Finding a way forwards for museums
New understanding of the role of the museum must be developed for it to survive. The notion of the ‘user as curator’ is impacting greatly on the ways that museums manage their collections, and the implications must be explored further.
Despite the current scattergun approach, motivations can be identified. A more structured approach, aligned with collections care as well as engagement aims of museums, to sourcing and then accessioning new user generated content, must be developed, to develop in richer knowledge about collections. Traditional methods for evaluating audience experiences of collections relies predominately on the review of cognitive experiences through exhibitions. An analysis of usual methods for evaluating engagement, such as visitor comments, surveys during visits, and videos of visits will result in improved mechanisms for understanding audience behaviours.
Sociocultural theory can contribute to better understanding how individuals and groups experience collections. However, prioritising cognitive over social aspects of the experience with the collection, impacts on the strategic engagement decisions that are made by museums. To understand experiences with collections that happen through the Web, do museums need to readjust the theoretical methodologies for measuring engagement?
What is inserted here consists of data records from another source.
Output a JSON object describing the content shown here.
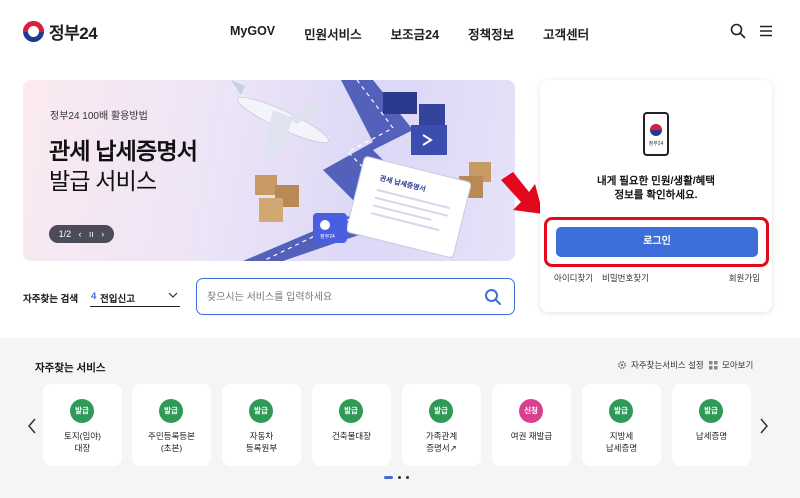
{
  "header": {
    "logo_text": "정부24",
    "nav": [
      "MyGOV",
      "민원서비스",
      "보조금24",
      "정책정보",
      "고객센터"
    ]
  },
  "banner": {
    "subtitle": "정부24 100배 활용방법",
    "title_line1": "관세 납세증명서",
    "title_line2": "발급 서비스",
    "page_indicator": "1/2",
    "prev_symbol": "‹",
    "pause_symbol": "ıı",
    "next_symbol": "›",
    "document_label": "관세 납세증명서",
    "badge_label": "정부24"
  },
  "login": {
    "phone_label": "정부24",
    "message_line1": "내게 필요한 민원/생활/혜택",
    "message_line2": "정보를 확인하세요.",
    "button_label": "로그인",
    "find_id": "아이디찾기",
    "find_password": "비밀번호찾기",
    "signup": "회원가입"
  },
  "search": {
    "fav_label": "자주찾는 검색",
    "fav_number": "4",
    "fav_value": "전입신고",
    "placeholder": "찾으시는 서비스를 입력하세요"
  },
  "services": {
    "title": "자주찾는 서비스",
    "settings_label": "자주찾는서비스 설정",
    "view_all_label": "모아보기",
    "items": [
      {
        "badge": "발급",
        "label": "토지(임야)\n대장"
      },
      {
        "badge": "발급",
        "label": "주민등록등본\n(초본)"
      },
      {
        "badge": "발급",
        "label": "자동차\n등록원부"
      },
      {
        "badge": "발급",
        "label": "건축물대장"
      },
      {
        "badge": "발급",
        "label": "가족관계\n증명서↗"
      },
      {
        "badge": "신청",
        "label": "여권 재발급"
      },
      {
        "badge": "발급",
        "label": "지방세\n납세증명"
      },
      {
        "badge": "발급",
        "label": "납세증명"
      }
    ]
  },
  "colors": {
    "primary": "#3e6fd8",
    "badge_issue": "#2e9a55",
    "badge_apply": "#d9408f",
    "highlight": "#e3081c"
  }
}
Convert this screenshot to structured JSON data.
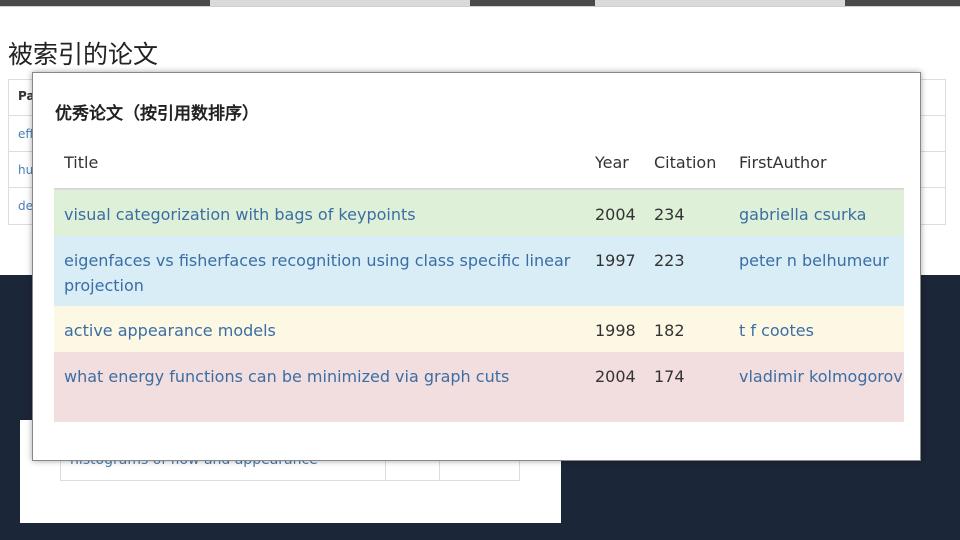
{
  "back": {
    "title": "被索引的论文",
    "header_stub": "Pa",
    "row_stubs": [
      "eff",
      "hu",
      "de"
    ],
    "lower_snippet": "histograms of flow and appearance"
  },
  "front": {
    "title": "优秀论文（按引用数排序）",
    "columns": [
      "Title",
      "Year",
      "Citation",
      "FirstAuthor"
    ],
    "rows": [
      {
        "title": "visual categorization with bags of keypoints",
        "year": "2004",
        "citation": "234",
        "author": "gabriella csurka",
        "bg": "#dff0d8"
      },
      {
        "title": "eigenfaces vs fisherfaces recognition using class specific linear projection",
        "year": "1997",
        "citation": "223",
        "author": "peter n belhumeur",
        "bg": "#d9edf7"
      },
      {
        "title": "active appearance models",
        "year": "1998",
        "citation": "182",
        "author": "t f cootes",
        "bg": "#fcf8e3"
      },
      {
        "title": "what energy functions can be minimized via graph cuts",
        "year": "2004",
        "citation": "174",
        "author": "vladimir kolmogorov",
        "bg": "#f2dede"
      }
    ]
  }
}
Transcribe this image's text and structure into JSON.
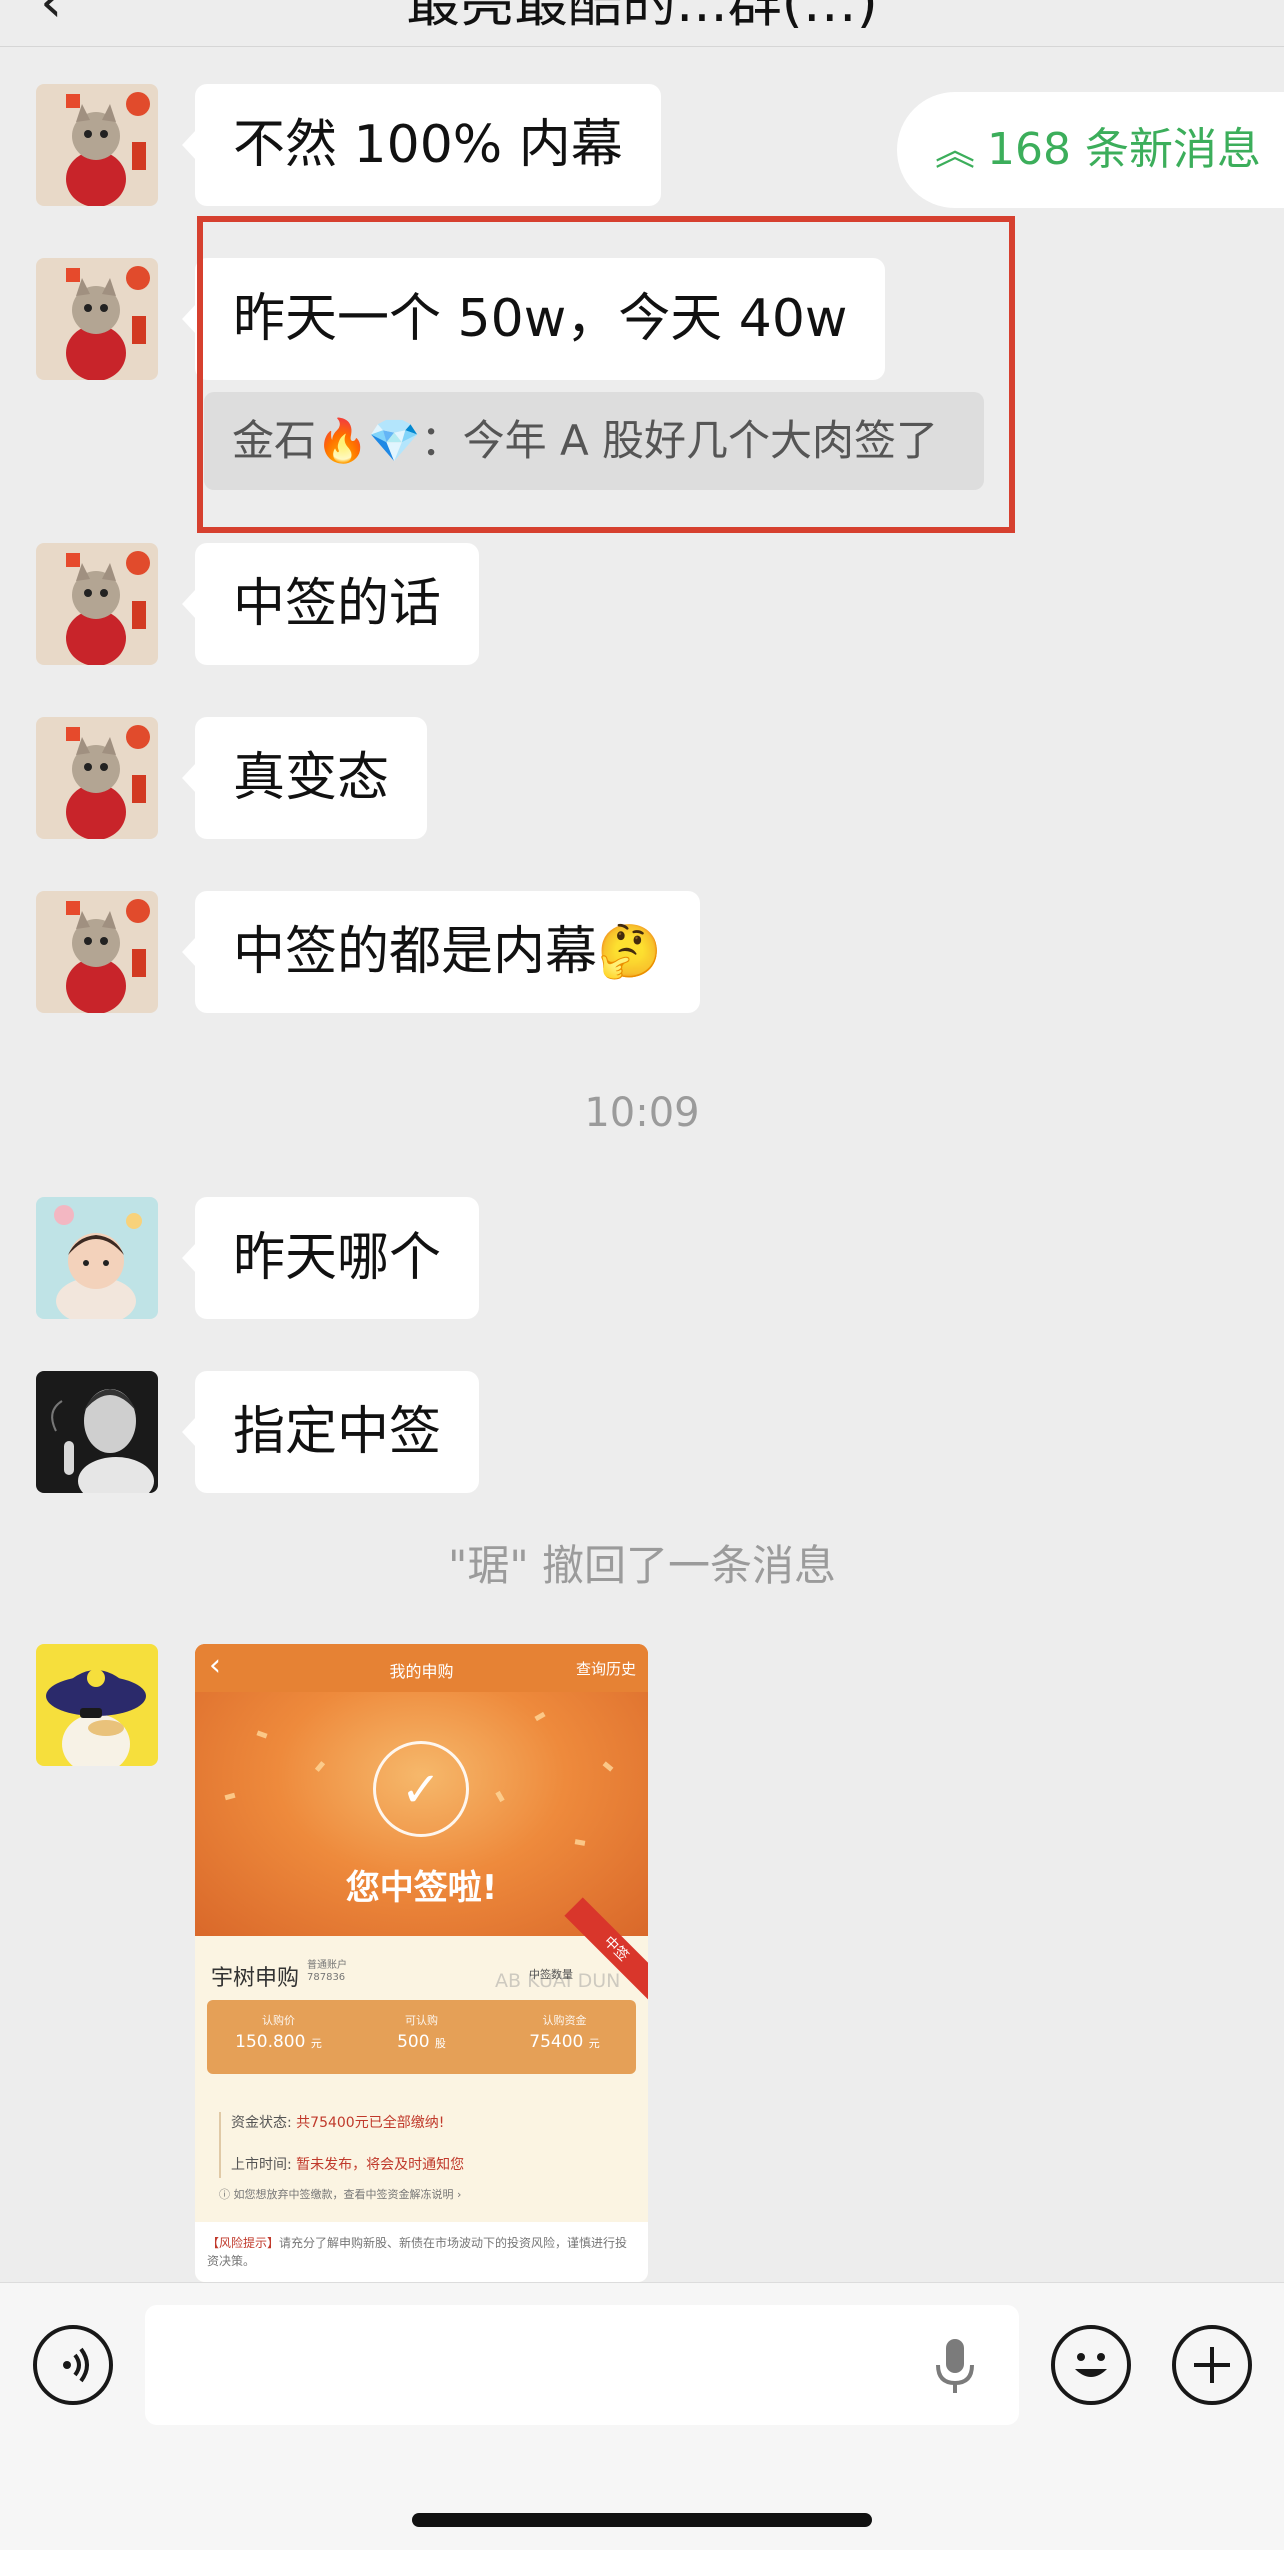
{
  "header": {
    "back_icon": "‹",
    "title": "最亮最酷的...群(…)"
  },
  "new_messages": {
    "label": "168 条新消息"
  },
  "messages": [
    {
      "text": "不然 100% 内幕"
    },
    {
      "text": "昨天一个 50w，今天 40w"
    },
    {
      "text": "中签的话"
    },
    {
      "text": "真变态"
    },
    {
      "text": "中签的都是内幕🤔"
    },
    {
      "text": "昨天哪个"
    },
    {
      "text": "指定中签"
    }
  ],
  "quote": {
    "text": "金石🔥💎：今年 A 股好几个大肉签了"
  },
  "timestamp": "10:09",
  "recall_notice": "\"琚\" 撤回了一条消息",
  "image_card": {
    "nav_title": "我的申购",
    "nav_history": "查询历史",
    "headline": "您中签啦!",
    "ribbon": "中签",
    "stock_name": "宇树申购",
    "account_type": "普通账户",
    "account_no": "787836",
    "count_label": "中签数量",
    "watermark": "AB KUAI DUN",
    "stats": [
      {
        "label": "认购价",
        "value": "150.800",
        "unit": "元"
      },
      {
        "label": "可认购",
        "value": "500",
        "unit": "股"
      },
      {
        "label": "认购资金",
        "value": "75400",
        "unit": "元"
      }
    ],
    "fund_status_label": "资金状态:",
    "fund_status_value": "共75400元已全部缴纳!",
    "listing_label": "上市时间:",
    "listing_value": "暂未发布，将会及时通知您",
    "hint": "ⓘ 如您想放弃中签缴款，查看中签资金解冻说明 ›",
    "risk_tag": "【风险提示】",
    "risk_text": "请充分了解申购新股、新债在市场波动下的投资风险，谨慎进行投资决策。"
  },
  "input_bar": {
    "voice_icon": "voice-icon",
    "mic_icon": "microphone-icon",
    "emoji_icon": "emoji-icon",
    "plus_icon": "plus-icon"
  },
  "colors": {
    "background": "#ededed",
    "bubble": "#ffffff",
    "highlight_border": "#d6402f",
    "new_message_text": "#3cae5b",
    "card_orange": "#e68234"
  }
}
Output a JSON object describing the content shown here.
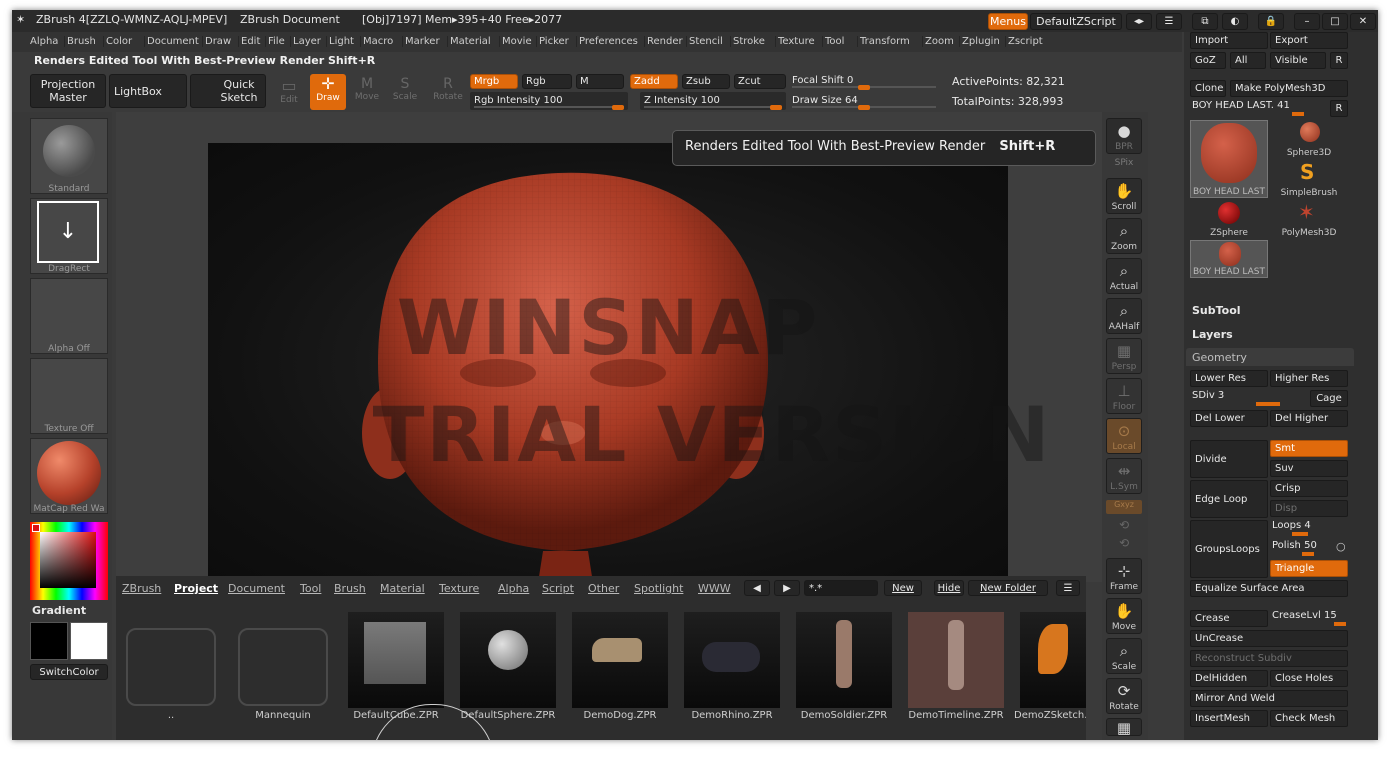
{
  "title": {
    "app": "ZBrush 4[ZZLQ-WMNZ-AQLJ-MPEV]",
    "doc": "ZBrush Document",
    "stats": "[Obj]7197] Mem▸395+40 Free▸2077",
    "menus_btn": "Menus",
    "script_btn": "DefaultZScript"
  },
  "menu": [
    "Alpha",
    "Brush",
    "Color",
    "Document",
    "Draw",
    "Edit",
    "File",
    "Layer",
    "Light",
    "Macro",
    "Marker",
    "Material",
    "Movie",
    "Picker",
    "Preferences",
    "Render",
    "Stencil",
    "Stroke",
    "Texture",
    "Tool",
    "Transform",
    "Zoom",
    "Zplugin",
    "Zscript"
  ],
  "tip": {
    "text": "Renders Edited Tool With Best-Preview Render",
    "shortcut": "Shift+R"
  },
  "toolbar": {
    "projection_master": "Projection Master",
    "lightbox": "LightBox",
    "quick_sketch": "Quick Sketch",
    "edit": "Edit",
    "draw": "Draw",
    "move": "Move",
    "scale": "Scale",
    "rotate": "Rotate",
    "mrgb": "Mrgb",
    "rgb": "Rgb",
    "m": "M",
    "zadd": "Zadd",
    "zsub": "Zsub",
    "zcut": "Zcut",
    "rgb_intensity": "Rgb Intensity 100",
    "z_intensity": "Z Intensity 100",
    "focal_shift": "Focal Shift 0",
    "draw_size": "Draw Size 64",
    "active_points": "ActivePoints: 82,321",
    "total_points": "TotalPoints: 328,993"
  },
  "left_shelf": {
    "standard": "Standard",
    "dragrect": "DragRect",
    "alpha_off": "Alpha Off",
    "texture_off": "Texture Off",
    "matcap": "MatCap Red Wa",
    "gradient": "Gradient",
    "switchcolor": "SwitchColor"
  },
  "right_shelf": {
    "bpr": "BPR",
    "spix": "SPix",
    "scroll": "Scroll",
    "zoom": "Zoom",
    "actual": "Actual",
    "aahalf": "AAHalf",
    "persp": "Persp",
    "floor": "Floor",
    "local": "Local",
    "lsym": "L.Sym",
    "xyz": "Gxyz",
    "frame": "Frame",
    "move": "Move",
    "scale": "Scale",
    "rotate": "Rotate"
  },
  "watermark": {
    "line1": "WINSNAP",
    "line2": "TRIAL VERSION"
  },
  "tooltip": {
    "text": "Renders Edited Tool With Best-Preview Render",
    "shortcut": "Shift+R"
  },
  "tray": {
    "import": "Import",
    "export": "Export",
    "goz": "GoZ",
    "all": "All",
    "visible": "Visible",
    "r": "R",
    "clone": "Clone",
    "make_polymesh": "Make PolyMesh3D",
    "current_tool": "BOY HEAD LAST. 41",
    "tools": [
      {
        "label": "BOY HEAD LAST"
      },
      {
        "label": "Sphere3D"
      },
      {
        "label": "SimpleBrush"
      },
      {
        "label": "ZSphere"
      },
      {
        "label": "PolyMesh3D"
      },
      {
        "label": "BOY HEAD LAST"
      }
    ],
    "subtool": "SubTool",
    "layers": "Layers",
    "geometry": "Geometry",
    "lower_res": "Lower Res",
    "higher_res": "Higher Res",
    "sdiv": "SDiv 3",
    "cage": "Cage",
    "del_lower": "Del Lower",
    "del_higher": "Del Higher",
    "divide": "Divide",
    "smt": "Smt",
    "suv": "Suv",
    "edge_loop": "Edge Loop",
    "crisp": "Crisp",
    "disp": "Disp",
    "groupsloops": "GroupsLoops",
    "loops": "Loops 4",
    "polish": "Polish 50",
    "triangle": "Triangle",
    "equalize": "Equalize Surface Area",
    "crease": "Crease",
    "creaselvl": "CreaseLvl 15",
    "uncrease": "UnCrease",
    "reconstruct": "Reconstruct Subdiv",
    "delhidden": "DelHidden",
    "close_holes": "Close Holes",
    "mirror_weld": "Mirror And Weld",
    "insertmesh": "InsertMesh",
    "check_mesh": "Check Mesh"
  },
  "lightbox": {
    "tabs": [
      "ZBrush",
      "Project",
      "Document",
      "Tool",
      "Brush",
      "Material",
      "Texture",
      "Alpha",
      "Script",
      "Other",
      "Spotlight",
      "WWW"
    ],
    "active_tab": "Project",
    "filter": "*.*",
    "new": "New",
    "hide": "Hide",
    "new_folder": "New Folder",
    "items": [
      {
        "label": ".."
      },
      {
        "label": "Mannequin"
      },
      {
        "label": "DefaultCube.ZPR"
      },
      {
        "label": "DefaultSphere.ZPR"
      },
      {
        "label": "DemoDog.ZPR"
      },
      {
        "label": "DemoRhino.ZPR"
      },
      {
        "label": "DemoSoldier.ZPR"
      },
      {
        "label": "DemoTimeline.ZPR"
      },
      {
        "label": "DemoZSketch.ZPR"
      }
    ]
  },
  "colors": {
    "accent": "#e06a0c",
    "head": "#b5412a",
    "bg": "#3a3a3a"
  }
}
The extent to which Actor Network Theory can contribute to understanding the impact of the Web on collections must be explored. Emerging archaeological theory examining the makeup of networks from a non-representational perspective could provide alternative models for understanding the limitations of ANT for social media adoption analysis. The process of adopting social media could prove to be more useful for strategic approaches than the construction and examination of networking through content analysis. ANT uses interactions to observe reality (defined as the effects of the networks). ANT methodology does not take into account user motivations, unlike the approach of action research, favoured by the museums sector.
In the museums sector emphasis is on user need analysis for development identification. New approaches in museums curation to merging knowledge creation with knowledge receiving can contribute to analysing the Web-based producer-consumer relationship. In the museums sector, the user determines the effects; simplification and punctualization are not possible. Individual and community-driven motivations for technology adoption must be incorporated into research of the Web.
Collections held in museums contribute to the construction of identity. The Web offers a platform for the restaging of identity in many arenas. Museums must make better use of the Web in order to participate in the large-scale management of identity online; if that is indeed the museum’s purpose. This research will explore how far the use of learning theory’s constructivism (popular with visitor studies) can identify individuals’ engagement with collections when it occurs online.
This research will explore how museums and service users can work together using the Web to improve collections data provisions. With a focus on how advice can be formulated using exemplar pilots to help museums to better use the Web to improve service provisions.
Using social web mechanisms, a series of museums and community-based pilot studies will investigate how the impacts of collections can be identified and strategically aligned to the purpose of the museum within society. Resulting frameworks will be applicable across the third sector, with anticipated use within galleries, libraries, and archives, as well as other charitable organisations.
Joining the conversation
Blogging here: http://theculturalheritageweb.wordpress.com
Profile here: http://www.linkedin.com/in/nicolebeale